Pick a square within a multiplication square and add the numbers on each diagonal. What do you notice?
Rectangles are considered different if they vary in size or have different locations. How many different rectangles can be drawn on a chessboard?
Can you find sets of sloping lines that enclose a square?
When number pyramids have a sequence on the bottom layer, some interesting patterns emerge...
List any 3 numbers. It is always possible to find a subset of adjacent numbers that add up to a multiple of 3. Can you explain why and prove it?
How many moves does it take to swap over some red and blue frogs? Do you have a method?

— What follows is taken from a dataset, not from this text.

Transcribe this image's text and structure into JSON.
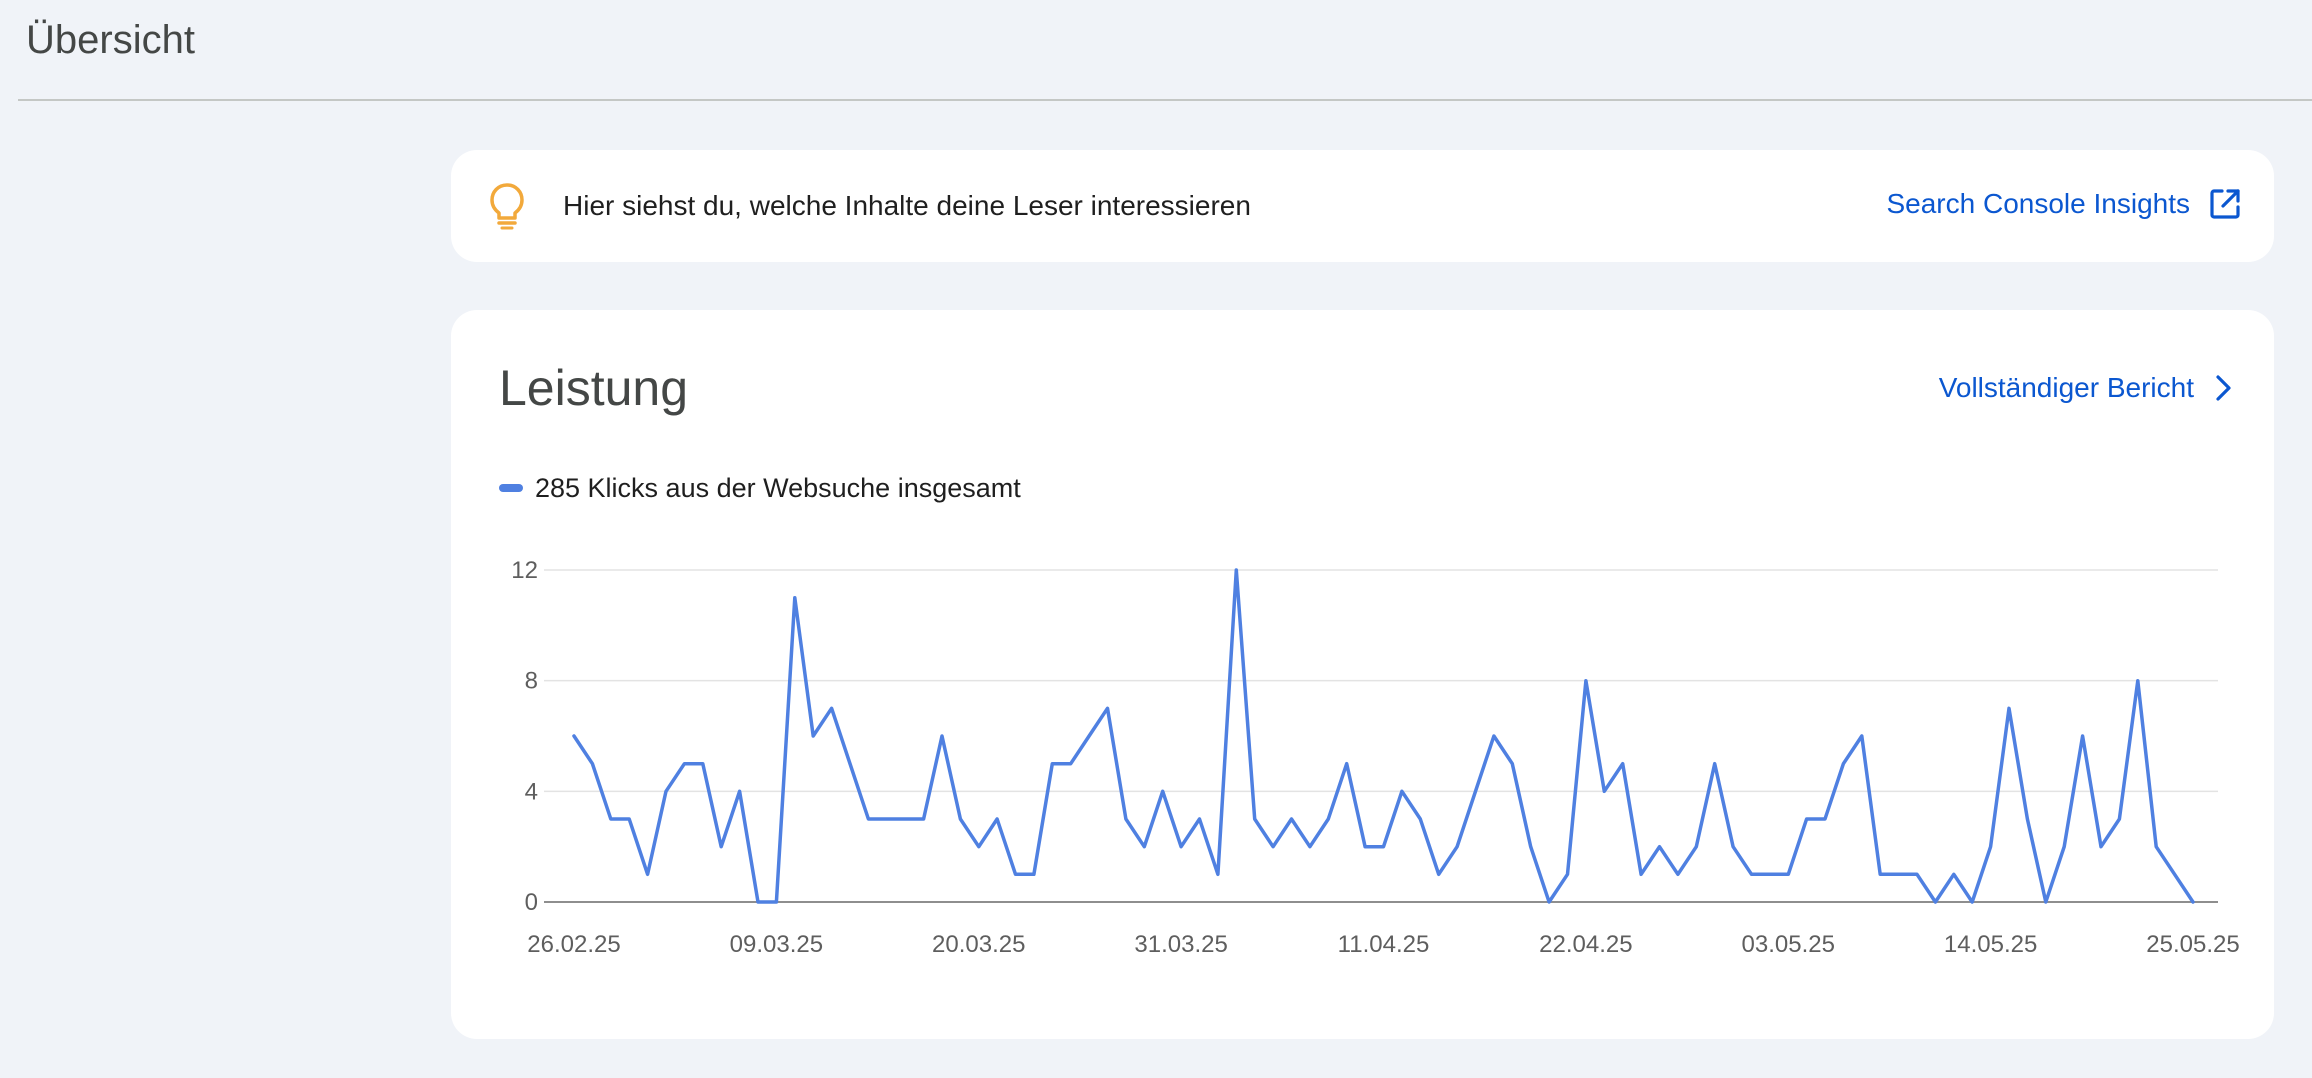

Some students have been working out the number of strands needed for different sizes of cable. Can you make sense of their solutions?
Take any two positive numbers. Calculate the arithmetic and geometric means. Repeat the calculations to generate a sequence of arithmetic means and geometric means. Make a note of what happens to the. . . .
What would you get if you continued this sequence of fraction sums? 1/2 + 2/1 = 2/3 + 3/2 = 3/4 + 4/3 =
Consider all two digit numbers (10, 11, . . . ,99). In writing down all these numbers, which digits occur least often, and which occur most often ? What about three digit numbers, four digit numbers. . . .
Four bags contain a large number of 1s, 3s, 5s and 7s. Pick any ten numbers from the bags above so that their total is 37.